Cat scare yesterday: Maggie wouldn’t stop sleeping. She wouldn’t eat, didn’t head to the litterbox all day (until I carried her and put her in there), and when Rae tried to play with her, she was PISSED OFF. She looked like she was limping and favoring her left front leg. When we picked her up she would often make some rough sounding meows that just weren’t right. I hate that feeling. Called the vet and got the usual – monitor her until tomorrow. By evening she was a tiny bit more lively, and my wife was able to feed her some smoked salmon. At 2:00 this morning she was wrestling with her sister on our bed, though still a little more passive than usual.
So far today she has gotten around quite a bit more, and she ate her regular food for breakfast. As a pet owner, you know that wretched feeling when your animal won’t eat anything. Nothing else is quite so sure a sign of trouble. To see her go voluntarily to her kibble is a real spirit lifter.
Ok, she just pulled a full savanna pounce from the high ground onto her sister. I think she’s doing fine.
Taking the day off from any projects today. I have to catch up on the housework. I did get a whole lot of overdue laundry done yesterday, and DEEP cleaned a bathroom. But cleanliness has suffered slightly over these months of patios and doors and dirt and plants.
My daughter is on an Outdoor Education day for school. Normally her class would be off on a hike or a camping trip right now. She has to go 24 hours without a screen, and selected several activities from a long list, to be accomplished over the course of the day. One of them was to prepare a meal for someone other than herself. I took a break from writing this post a few minutes ago, because she delivered me the pancakes that she whipped up with Bisquick. Along with bacon and coffee, she has very definitely checked that box. I love these kids.

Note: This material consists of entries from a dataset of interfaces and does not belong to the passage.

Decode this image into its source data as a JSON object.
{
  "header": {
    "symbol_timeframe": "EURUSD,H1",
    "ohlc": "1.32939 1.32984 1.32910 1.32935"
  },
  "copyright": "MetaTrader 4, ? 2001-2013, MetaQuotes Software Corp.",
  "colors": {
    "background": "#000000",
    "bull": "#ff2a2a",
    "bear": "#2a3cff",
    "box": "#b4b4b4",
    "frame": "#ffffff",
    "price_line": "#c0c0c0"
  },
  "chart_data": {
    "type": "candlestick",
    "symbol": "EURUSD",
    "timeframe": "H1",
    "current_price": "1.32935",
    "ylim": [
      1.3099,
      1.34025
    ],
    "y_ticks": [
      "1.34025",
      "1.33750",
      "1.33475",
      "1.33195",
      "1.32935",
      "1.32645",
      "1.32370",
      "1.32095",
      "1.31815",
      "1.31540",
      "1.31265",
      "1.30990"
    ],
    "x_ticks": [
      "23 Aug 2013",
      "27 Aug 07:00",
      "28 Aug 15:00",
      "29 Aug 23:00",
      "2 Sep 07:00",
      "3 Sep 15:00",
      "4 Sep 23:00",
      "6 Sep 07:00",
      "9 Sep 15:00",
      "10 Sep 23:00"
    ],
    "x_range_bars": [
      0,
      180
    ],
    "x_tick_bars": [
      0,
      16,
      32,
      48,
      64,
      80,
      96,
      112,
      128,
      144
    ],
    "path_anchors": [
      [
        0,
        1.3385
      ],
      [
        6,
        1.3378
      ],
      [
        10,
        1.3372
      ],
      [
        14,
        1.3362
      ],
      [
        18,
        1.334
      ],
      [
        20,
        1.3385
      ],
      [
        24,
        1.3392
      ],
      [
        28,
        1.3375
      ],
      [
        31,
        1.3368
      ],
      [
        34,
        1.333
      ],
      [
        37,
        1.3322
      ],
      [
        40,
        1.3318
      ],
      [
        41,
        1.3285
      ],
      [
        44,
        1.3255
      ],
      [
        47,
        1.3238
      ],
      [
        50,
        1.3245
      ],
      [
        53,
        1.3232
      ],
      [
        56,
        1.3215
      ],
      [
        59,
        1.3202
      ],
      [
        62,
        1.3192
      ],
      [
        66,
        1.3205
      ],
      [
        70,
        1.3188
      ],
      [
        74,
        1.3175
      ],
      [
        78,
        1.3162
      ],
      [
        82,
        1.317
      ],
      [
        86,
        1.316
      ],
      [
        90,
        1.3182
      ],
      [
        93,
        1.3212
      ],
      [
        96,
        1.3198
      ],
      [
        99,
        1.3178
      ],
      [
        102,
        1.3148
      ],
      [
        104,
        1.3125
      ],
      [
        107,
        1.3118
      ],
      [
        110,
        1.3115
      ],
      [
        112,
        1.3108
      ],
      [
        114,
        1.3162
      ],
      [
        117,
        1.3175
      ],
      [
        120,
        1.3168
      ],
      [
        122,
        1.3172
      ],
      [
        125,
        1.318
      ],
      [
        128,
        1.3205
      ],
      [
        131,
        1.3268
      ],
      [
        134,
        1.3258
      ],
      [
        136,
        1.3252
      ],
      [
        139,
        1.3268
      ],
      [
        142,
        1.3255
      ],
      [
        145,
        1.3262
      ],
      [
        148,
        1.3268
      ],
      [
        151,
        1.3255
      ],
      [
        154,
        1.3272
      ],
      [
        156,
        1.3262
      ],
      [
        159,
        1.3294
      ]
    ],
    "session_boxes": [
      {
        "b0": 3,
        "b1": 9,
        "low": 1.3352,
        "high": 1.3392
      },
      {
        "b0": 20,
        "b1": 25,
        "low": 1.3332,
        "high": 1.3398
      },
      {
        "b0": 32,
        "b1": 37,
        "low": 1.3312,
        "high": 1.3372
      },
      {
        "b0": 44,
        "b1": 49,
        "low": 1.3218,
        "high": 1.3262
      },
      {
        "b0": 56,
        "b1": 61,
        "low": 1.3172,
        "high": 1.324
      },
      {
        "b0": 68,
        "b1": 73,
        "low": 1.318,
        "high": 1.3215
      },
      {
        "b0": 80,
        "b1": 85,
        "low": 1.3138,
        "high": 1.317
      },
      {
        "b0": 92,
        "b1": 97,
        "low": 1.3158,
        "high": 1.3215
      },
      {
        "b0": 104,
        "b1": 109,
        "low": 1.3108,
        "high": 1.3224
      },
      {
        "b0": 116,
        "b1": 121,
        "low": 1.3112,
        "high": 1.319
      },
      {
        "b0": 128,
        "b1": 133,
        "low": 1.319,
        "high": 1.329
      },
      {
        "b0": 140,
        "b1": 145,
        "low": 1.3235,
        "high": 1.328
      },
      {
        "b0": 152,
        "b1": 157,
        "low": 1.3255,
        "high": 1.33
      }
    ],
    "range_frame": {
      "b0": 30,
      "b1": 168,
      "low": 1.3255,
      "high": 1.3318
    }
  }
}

We talked a lot over the pancakes, all impromptu, about justice and equality and George Floyd. The truth that birth is an accident for everyone, and nobody is born with guilt or responsibilities that are pinned to their skin tone. We talked about MLK and civil rights, and the fact that, unlike MLK, we are trying to pursue an equal society in the absence of any explicitly unjust laws. When the civil rights we want are already lawfully guaranteed (if still haltingly attainable), what’s the target? Racism is impulse and behavior, and you can’t riot your way to kindness.
The Girl is eager to talk and discuss, and shows a level-headedness that I hope she is able to maintain. For my part, I just try to keep my opinions to myself and not abuse my position to influence their thinking too much. I just try to guide them towards objectivity and reason, and gently lend credibility to the unpopular positions that their education will teach them to view with contempt and disdain. They don’t have to like or adopt or believe in anything they don’t want to. I’ll just consider it a mark of success if they grow up knowing that “the other side” isn’t the exclusive territory of idiots and Hitlers. There are friends, neighbors, and family on that other side. Goodness lives there, too.
I can’t find the lyrics to this song anywhere. But hey, there’s damage and fires and things, so I figured it was fitting:
— Batten down the old hatches, Comrade Citizen! —